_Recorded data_
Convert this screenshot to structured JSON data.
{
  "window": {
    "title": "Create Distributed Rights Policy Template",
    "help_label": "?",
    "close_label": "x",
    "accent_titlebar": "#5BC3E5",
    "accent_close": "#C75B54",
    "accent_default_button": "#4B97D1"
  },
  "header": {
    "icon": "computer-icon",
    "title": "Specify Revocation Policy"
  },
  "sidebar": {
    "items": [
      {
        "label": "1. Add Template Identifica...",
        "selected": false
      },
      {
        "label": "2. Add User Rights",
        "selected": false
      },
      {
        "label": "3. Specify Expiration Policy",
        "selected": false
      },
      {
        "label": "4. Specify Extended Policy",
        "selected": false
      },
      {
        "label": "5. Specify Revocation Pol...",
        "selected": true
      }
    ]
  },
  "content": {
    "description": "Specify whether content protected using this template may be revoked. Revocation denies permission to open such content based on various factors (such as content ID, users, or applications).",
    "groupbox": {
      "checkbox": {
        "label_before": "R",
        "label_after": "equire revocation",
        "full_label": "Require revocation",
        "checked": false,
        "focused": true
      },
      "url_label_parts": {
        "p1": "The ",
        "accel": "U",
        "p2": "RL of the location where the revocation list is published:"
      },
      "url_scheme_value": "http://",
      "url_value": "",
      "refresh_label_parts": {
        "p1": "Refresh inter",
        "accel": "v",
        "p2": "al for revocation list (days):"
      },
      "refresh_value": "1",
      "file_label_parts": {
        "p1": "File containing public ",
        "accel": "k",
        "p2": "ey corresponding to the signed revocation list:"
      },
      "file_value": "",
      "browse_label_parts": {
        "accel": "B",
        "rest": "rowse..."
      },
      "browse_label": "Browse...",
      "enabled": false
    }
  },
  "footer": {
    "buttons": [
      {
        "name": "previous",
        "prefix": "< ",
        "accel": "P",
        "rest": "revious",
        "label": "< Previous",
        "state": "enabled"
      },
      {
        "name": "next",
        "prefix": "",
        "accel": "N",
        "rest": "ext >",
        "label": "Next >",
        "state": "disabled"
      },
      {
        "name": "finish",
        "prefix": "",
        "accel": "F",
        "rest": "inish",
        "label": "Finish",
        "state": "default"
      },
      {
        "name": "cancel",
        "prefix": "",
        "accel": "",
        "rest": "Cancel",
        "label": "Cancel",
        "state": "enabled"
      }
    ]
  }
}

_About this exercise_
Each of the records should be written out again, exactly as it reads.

_Problem solution_
Convert this screenshot to structured JSON data.
{
  "window": {
    "title": "Create Distributed Rights Policy Template",
    "help_label": "?",
    "close_label": "x",
    "accent_titlebar": "#5BC3E5",
    "accent_close": "#C75B54",
    "accent_default_button": "#4B97D1"
  },
  "header": {
    "icon": "computer-icon",
    "title": "Specify Revocation Policy"
  },
  "sidebar": {
    "items": [
      {
        "label": "1. Add Template Identifica...",
        "selected": false
      },
      {
        "label": "2. Add User Rights",
        "selected": false
      },
      {
        "label": "3. Specify Expiration Policy",
        "selected": false
      },
      {
        "label": "4. Specify Extended Policy",
        "selected": false
      },
      {
        "label": "5. Specify Revocation Pol...",
        "selected": true
      }
    ]
  },
  "content": {
    "description": "Specify whether content protected using this template may be revoked. Revocation denies permission to open such content based on various factors (such as content ID, users, or applications).",
    "groupbox": {
      "checkbox": {
        "label_before": "R",
        "label_after": "equire revocation",
        "full_label": "Require revocation",
        "checked": false,
        "focused": true
      },
      "url_label_parts": {
        "p1": "The ",
        "accel": "U",
        "p2": "RL of the location where the revocation list is published:"
      },
      "url_scheme_value": "http://",
      "url_value": "",
      "refresh_label_parts": {
        "p1": "Refresh inter",
        "accel": "v",
        "p2": "al for revocation list (days):"
      },
      "refresh_value": "1",
      "file_label_parts": {
        "p1": "File containing public ",
        "accel": "k",
        "p2": "ey corresponding to the signed revocation list:"
      },
      "file_value": "",
      "browse_label_parts": {
        "accel": "B",
        "rest": "rowse..."
      },
      "browse_label": "Browse...",
      "enabled": false
    }
  },
  "footer": {
    "buttons": [
      {
        "name": "previous",
        "prefix": "< ",
        "accel": "P",
        "rest": "revious",
        "label": "< Previous",
        "state": "enabled"
      },
      {
        "name": "next",
        "prefix": "",
        "accel": "N",
        "rest": "ext >",
        "label": "Next >",
        "state": "disabled"
      },
      {
        "name": "finish",
        "prefix": "",
        "accel": "F",
        "rest": "inish",
        "label": "Finish",
        "state": "default"
      },
      {
        "name": "cancel",
        "prefix": "",
        "accel": "",
        "rest": "Cancel",
        "label": "Cancel",
        "state": "enabled"
      }
    ]
  }
}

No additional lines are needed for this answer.